Advantage: Moe's.

The prices

Nothing is really cheap anymore, and that certainly holds true in the world of fast-casual burrito chains. Where once upon a time you could stroll into a Moe's or Chipotle and leave with a burrito, chips, and soda for $10 or less, the burrito alone will run you more in 2022. Though prices vary by region, the Chipotle we went to in Los Angeles had burrito prices ranging from $9.10 for chicken, Sofritas, and veggie options, up to $10.85 for steak and barbacoa. Throw in some chips, guac, salsa, and a soda, and the bill was just under $20.

The Moe's we went to was in Doral, Florida, just outside Miami. Its prices were pretty comparable. A white meat chicken burrito was $8.99, steak was $11.25, and the Homewrecker ran about $1.50 more for both (not coincidentally, the same price as a guacamole upcharge). That said, those prices also included chips and salsa, and even with getting a side of guacamole, the bill came out to about $15 per person with sodas.

Advantage: Moe's.

Nutrition Information for Chipotle and Moe's burritos

While you can find healthy options at both Chipotle and Moe's Southwest Grill, you can also find orange juice on Bourbon Street. So while we certainly wouldn't discourage anyone from trying to count calories, don't go expecting a life-boosting experience.

Chipotle proudly displays its calorie counts on the menu, so you can add up how many calories you're consuming much like can add up the price of your meal through the cost of perpetual add-ons. The board above the buffet line touts a range of calories from 741-1,210 per burrito, depending largely on whether you add stuff like cheese, sour cream, and guacamole.

Moe's doesn't advertise its calorie counts, but they are easily accessible on the restaurant's website. Doing some quick calculations, a regular burrito filled with steak, regular rice, black beans, pico de gallo, lettuce, and guacamole runs about 900 calories. That's slightly on the low end of what Chipotle's burritos offer. You can find information on sodium content, carbs, and fat on Moe's website as well.
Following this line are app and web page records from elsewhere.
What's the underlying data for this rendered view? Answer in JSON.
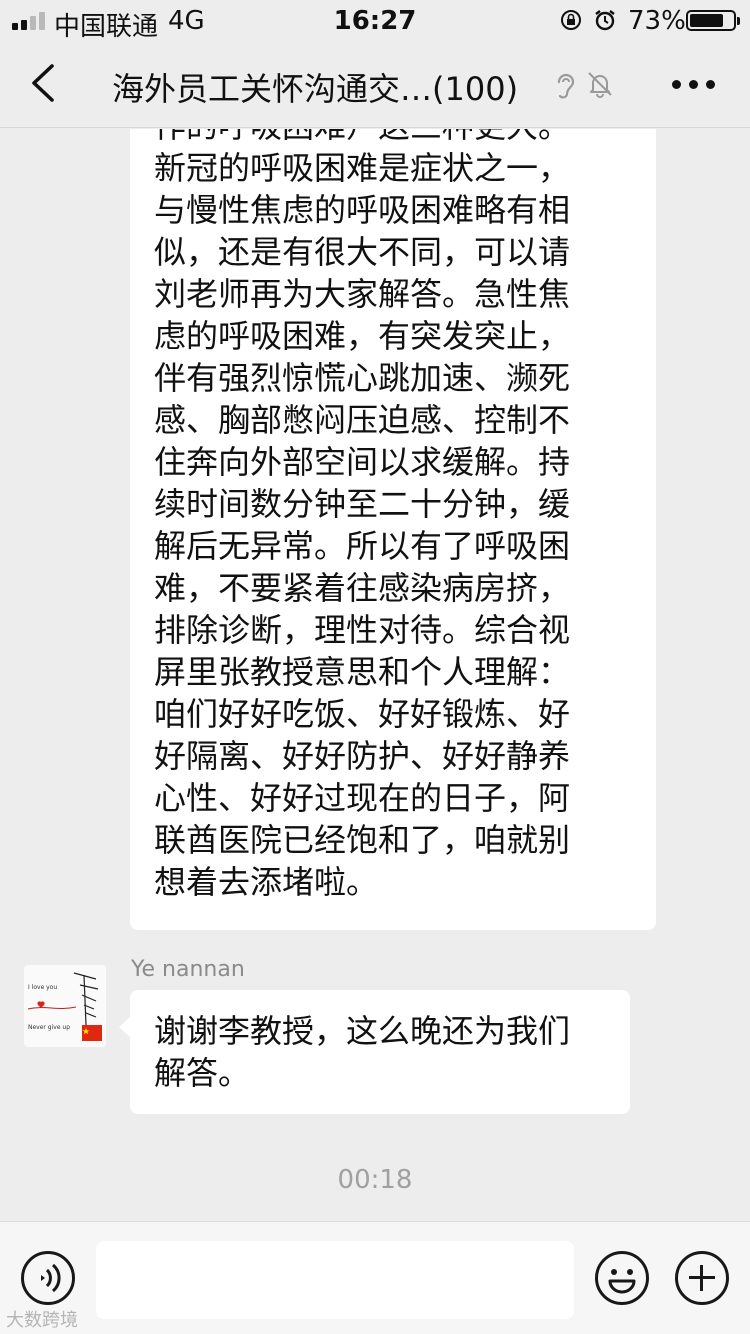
{
  "status_bar": {
    "carrier": "中国联通",
    "network": "4G",
    "time": "16:27",
    "battery_percent": "73%",
    "signal_bars_active": 2,
    "signal_bars_total": 4,
    "icons": [
      "signal-icon",
      "orientation-lock-icon",
      "alarm-icon",
      "battery-icon"
    ]
  },
  "nav": {
    "title": "海外员工关怀沟通交…(100)",
    "icons": [
      "back-arrow-icon",
      "earpiece-icon",
      "mute-bell-icon",
      "more-icon"
    ]
  },
  "messages": [
    {
      "text": "作的呼吸困难）这三种更大。\n新冠的呼吸困难是症状之一，\n与慢性焦虑的呼吸困难略有相\n似，还是有很大不同，可以请\n刘老师再为大家解答。急性焦\n虑的呼吸困难，有突发突止，\n伴有强烈惊慌心跳加速、濒死\n感、胸部憋闷压迫感、控制不\n住奔向外部空间以求缓解。持\n续时间数分钟至二十分钟，缓\n解后无异常。所以有了呼吸困\n难，不要紧着往感染病房挤，\n排除诊断，理性对待。综合视\n屏里张教授意思和个人理解：\n咱们好好吃饭、好好锻炼、好\n好隔离、好好防护、好好静养\n心性、好好过现在的日子，阿\n联酋医院已经饱和了，咱就别\n想着去添堵啦。"
    },
    {
      "sender": "Ye nannan",
      "avatar_text_1": "I love you",
      "avatar_text_2": "Never give up",
      "text": "谢谢李教授，这么晚还为我们\n解答。"
    }
  ],
  "timestamp": "00:18",
  "input_bar": {
    "placeholder": "",
    "icons": [
      "voice-icon",
      "emoji-icon",
      "add-icon"
    ]
  },
  "watermark": "大数跨境",
  "colors": {
    "background": "#ededed",
    "bubble": "#ffffff",
    "text": "#111111",
    "muted": "#8a8a8a"
  }
}
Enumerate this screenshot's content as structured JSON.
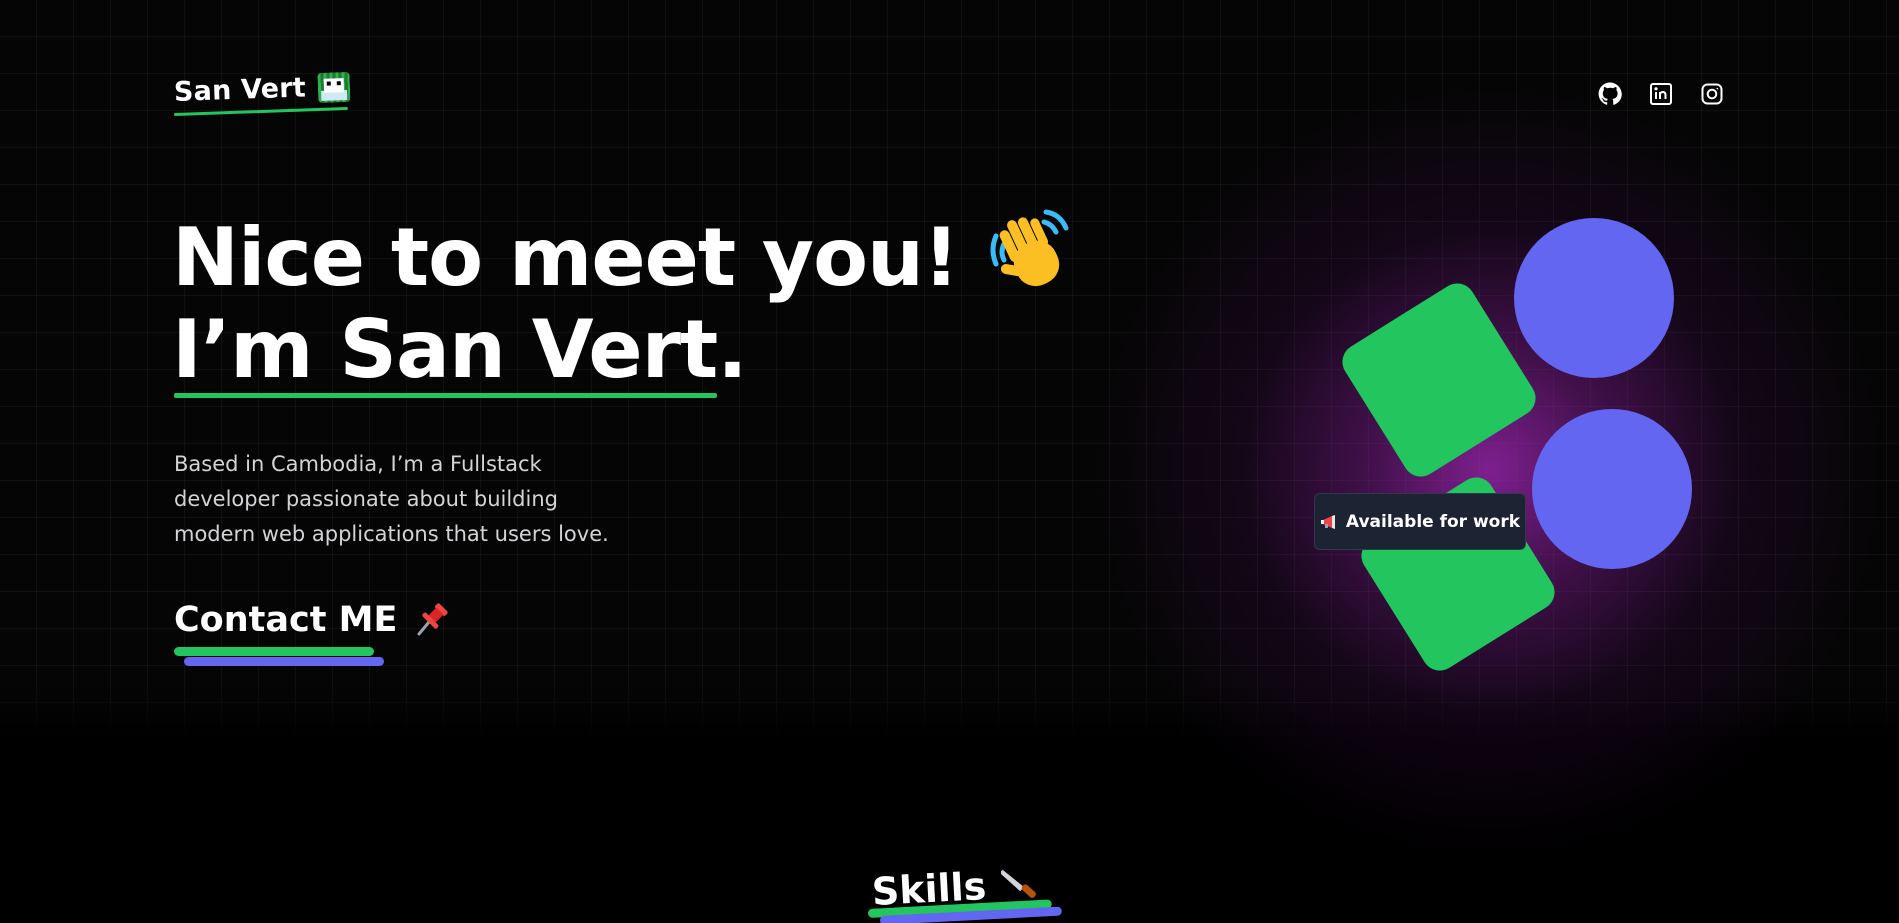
{
  "brand": {
    "name": "San Vert",
    "avatar_icon": "pixel-avatar-icon"
  },
  "socials": [
    {
      "name": "github",
      "icon": "github-icon"
    },
    {
      "name": "linkedin",
      "icon": "linkedin-icon"
    },
    {
      "name": "instagram",
      "icon": "instagram-icon"
    }
  ],
  "hero": {
    "line1": "Nice to meet you!",
    "line1_icon": "waving-hand-icon",
    "line2": "I’m San Vert.",
    "bio": "Based in Cambodia, I’m a Fullstack developer passionate about building modern web applications that users love.",
    "cta_label": "Contact ME",
    "cta_icon": "pushpin-icon"
  },
  "badge": {
    "label": "Available for work",
    "icon": "megaphone-icon"
  },
  "skills": {
    "title": "Skills",
    "icon": "knife-icon"
  },
  "colors": {
    "background": "#000000",
    "accent_green": "#22c55e",
    "accent_indigo": "#6366f1",
    "glow_purple": "#a828be",
    "badge_bg": "#1c2333"
  }
}
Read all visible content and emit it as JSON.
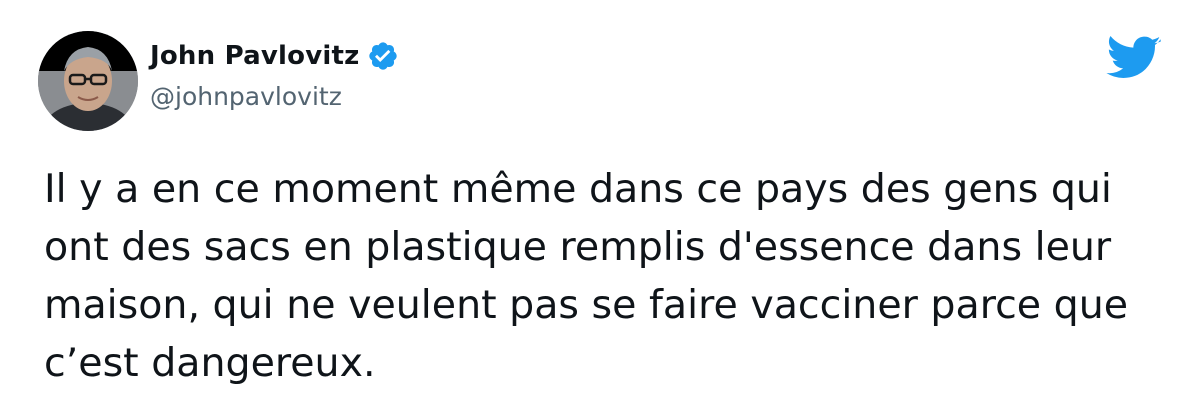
{
  "author": {
    "display_name": "John Pavlovitz",
    "handle": "@johnpavlovitz",
    "verified": true
  },
  "tweet": {
    "text": "Il y a en ce moment même dans ce pays des gens qui\nont des sacs en plastique remplis d'essence dans leur\nmaison, qui ne veulent pas se faire vacciner parce que\nc’est dangereux."
  },
  "icons": {
    "brand": "twitter-bird-icon",
    "verified": "verified-badge-icon"
  },
  "colors": {
    "brand_blue": "#1d9bf0",
    "text": "#0f1419",
    "secondary_text": "#536471",
    "background": "#ffffff"
  }
}
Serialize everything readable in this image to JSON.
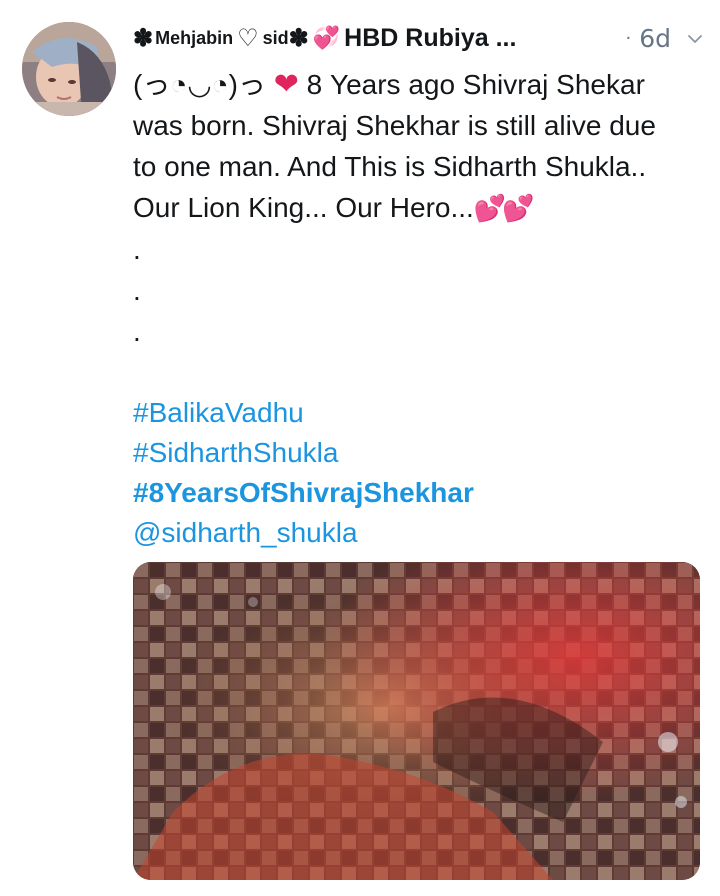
{
  "tweet": {
    "author": {
      "prefix": "Mehjabin",
      "middle": "sid",
      "suffix": "HBD Rubiya ...",
      "avatar_icon": "profile-photo-avatar"
    },
    "time": "6d",
    "time_separator": "·",
    "text": {
      "line1_emoticon": "(っ◔◡◔)っ",
      "line1_rest": "8 Years ago Shivraj Shekar",
      "line2": "was born. Shivraj Shekhar is still alive due",
      "line3": "to one man. And This is Sidharth Shukla..",
      "line4": "Our Lion King... Our Hero...",
      "dots": [
        ".",
        ".",
        "."
      ]
    },
    "hashtags": [
      "#BalikaVadhu",
      "#SidharthShukla",
      "#8YearsOfShivrajShekhar"
    ],
    "mention": "@sidharth_shukla",
    "media_description_icon": "photo-mosaic-image",
    "colors": {
      "link": "#1b95e0",
      "muted": "#657786",
      "heart": "#e0245e"
    }
  }
}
Budget 900-1,000 calories for your visit to either spot, assuming you want to finish your burrito and don't order chips.

Advantage: Moe's.

Vegan and vegetarian options

Like most restaurants around America, Moe's Southwest Grill and Chipotle have an abundance of options for vegans and vegetarians. Moe's has an organic tofu that tastes like tofu marinated in southwest spices. It reminds one of the vegetarian options restaurants tried to put out in the '80s when tofu was really the only way to put any kind of protein in something without adding meat. If you're going to Moe's and don't want meat, just fill your burrito with rice, stuff from the vegetable bar, and a lot of beans.

Chipotle's vegetarian offerings land squarely in the 21st century, boasting its name-brand Sofritas as a plant-based protein. Technically, it's also tofu, but the braising and spice mix that Chipotle uses makes it taste like a less-chemical, spiced Beyond Meat. It's not as good as real meat, but for vegans it makes for a tasty alternative. That said, the sautéed veggies are the best move for the meat-free. There's a reason they pack the most calories of any filler on the menu, as they're drenched in delicious oil and are often preferable to steak or chicken.

Advantage: Chipotle.

The verdict

If we were just keeping score, this would seem like a runaway contest, as Moe's takes nine categories to Chipotle's five. But we've all watched that football game where one team leads in every statistical category except one: the final score. And, well, that's kind of what happens in the world of fast-casual burritos. Moe's is, far and away, the better value, offering bigger burritos, free chips, better and cheaper guacamole, and a combination menu. And for the money, it's definitely the better restaurant.

But Chipotle wins where it counts, putting out better and more-varied meats, better salsa, better rice, and fresher, more flavorful vegetables. And since we're not here to determine the better value, or the better experience, Chipotle wins. Its ingredients taste better, the flavors burst a little more, and even though it's often a messy, expensive experience, the final product is still a winner.

Advantage: Chipotle.